Grabowski says just the possibility has Daniele requiring its suppliers to irradiate spices like pepper.  “McCormick, for example, a big pepper supplier, irradiates.” he says.  “It a common practice for them.”

Irradiation is not common in the pepper business due to the costs it adds.  But Grabowski adds: “If its does turn out that pepper is the indisputable source, I think we will probably see irradiation become a standard operating procedure.

Grabowski declined to name Daniele’s suppliers “for issues of liability and so forth at this point.”  He said that’s up to FSIS.

 

UPDATE: The process McCormick uses does not involve irradiation.

“McCormick & Company, Inc. treats its black pepper to control pathogens using a proprietary steam sterilization system and other common treatment techniques. The McCormick US Consumer Products Division does not irradiate any of its consumer products at present and has no plans to do so in the future,”says John G. McCormick, vice president for corporate communications and community relations. “Furthermore, product produced for our Industrial food customers is treated by the processes described above.  We will only send product out for irradiation if specifically directed to do so by that Industrial food customer (it is not a common request).”

© Food Safety News
  • jmunsell

    It is well past time that we seriously consider the advantages of irradiation. Since Omaha Steaks and Schwanns introduced irradiated ground beef, the sales at both companies have increased.
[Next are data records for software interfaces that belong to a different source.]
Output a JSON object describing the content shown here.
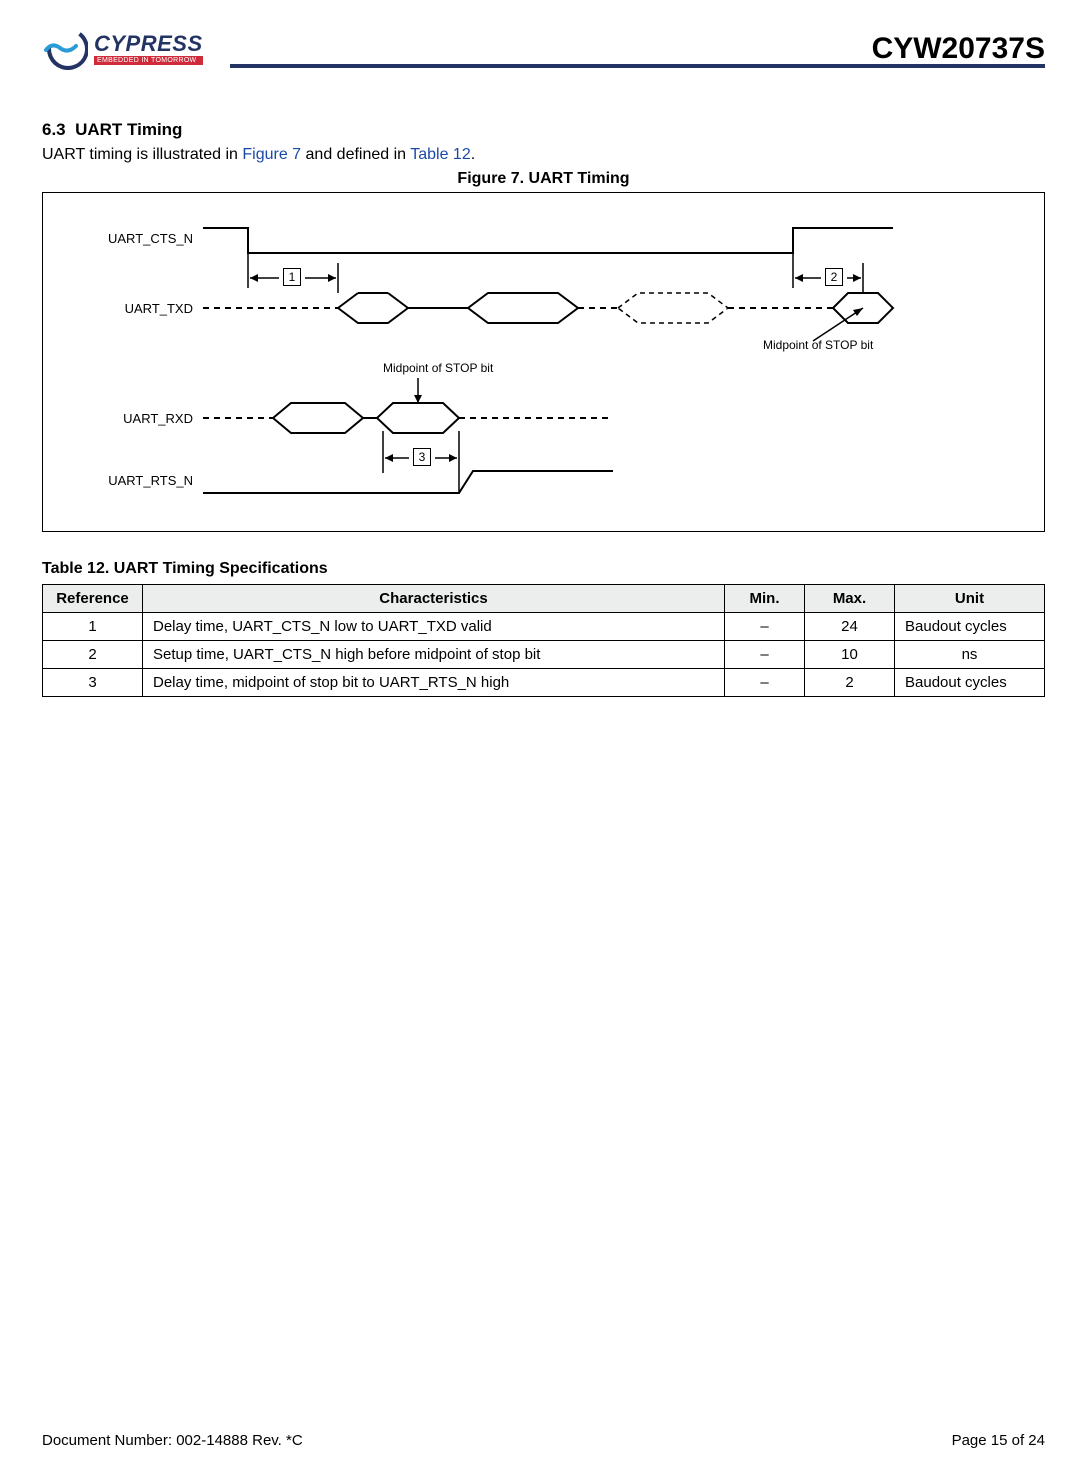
{
  "header": {
    "logo_main": "CYPRESS",
    "logo_sub": "EMBEDDED IN TOMORROW",
    "part_number": "CYW20737S"
  },
  "section": {
    "number": "6.3",
    "title": "UART Timing",
    "intro_pre": "UART timing is illustrated in ",
    "intro_link1": "Figure 7",
    "intro_mid": " and defined in ",
    "intro_link2": "Table 12",
    "intro_end": "."
  },
  "figure": {
    "caption": "Figure 7. UART Timing",
    "signals": {
      "cts": "UART_CTS_N",
      "txd": "UART_TXD",
      "rxd": "UART_RXD",
      "rts": "UART_RTS_N"
    },
    "annotations": {
      "midpoint_top": "Midpoint of STOP bit",
      "midpoint_mid": "Midpoint of STOP bit"
    },
    "dims": {
      "d1": "1",
      "d2": "2",
      "d3": "3"
    }
  },
  "table": {
    "caption": "Table 12. UART Timing Specifications",
    "headers": {
      "ref": "Reference",
      "char": "Characteristics",
      "min": "Min.",
      "max": "Max.",
      "unit": "Unit"
    },
    "rows": [
      {
        "ref": "1",
        "char": "Delay time, UART_CTS_N low to UART_TXD valid",
        "min": "–",
        "max": "24",
        "unit": "Baudout cycles"
      },
      {
        "ref": "2",
        "char": "Setup time, UART_CTS_N high before midpoint of stop bit",
        "min": "–",
        "max": "10",
        "unit": "ns"
      },
      {
        "ref": "3",
        "char": "Delay time, midpoint of stop bit to UART_RTS_N high",
        "min": "–",
        "max": "2",
        "unit": "Baudout cycles"
      }
    ]
  },
  "footer": {
    "doc_number": "Document Number: 002-14888 Rev. *C",
    "page": "Page 15 of 24"
  }
}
This fact not only shows that irradiated meat is acceptable by a certain % of consumers, but it also reveals that those same consumers have lost confidence in the wholesomeness of some meat products. Domestic consumers should have the right to choose between irradiated and non-irradiated meat products.
    On another note: since the Salami had been sold as fully cooked, ready to eat, but still sickened consumers, it reveals that the cooking process at the meat plant was not adequate, but should have been. As long as such scenarios continue to recurr, if we desire that consumers maintain or increase their per capita consumption of meat, we will need to make the meat safer, and irradiation is an efficient way to accomplish that goal. John Munsell

  • John Munsell

    It is well past time that we seriously consider the advantages of irradiation. Since Omaha Steaks and Schwanns introduced irradiated ground beef, the sales at both companies have increased. This fact not only shows that irradiated meat is acceptable by a certain % of consumers, but it also reveals that those same consumers have lost confidence in the wholesomeness of some meat products. Domestic consumers should have the right to choose between irradiated and non-irradiated meat products.
    On another note: since the Salami had been sold as fully cooked, ready to eat, but still sickened consumers, it reveals that the cooking process at the meat plant was not adequate, but should have been. As long as such scenarios continue to recurr, if we desire that consumers maintain or increase their per capita consumption of meat, we will need to make the meat safer, and irradiation is an efficient way to accomplish that goal. John Munsell

  • Anonymous

    To the above commenter, did you think that maybe the pepper was applied to the ready-to-eat salami? If the pepper was sold to the company as ready-to-eat, there would be no need to re-cook the product.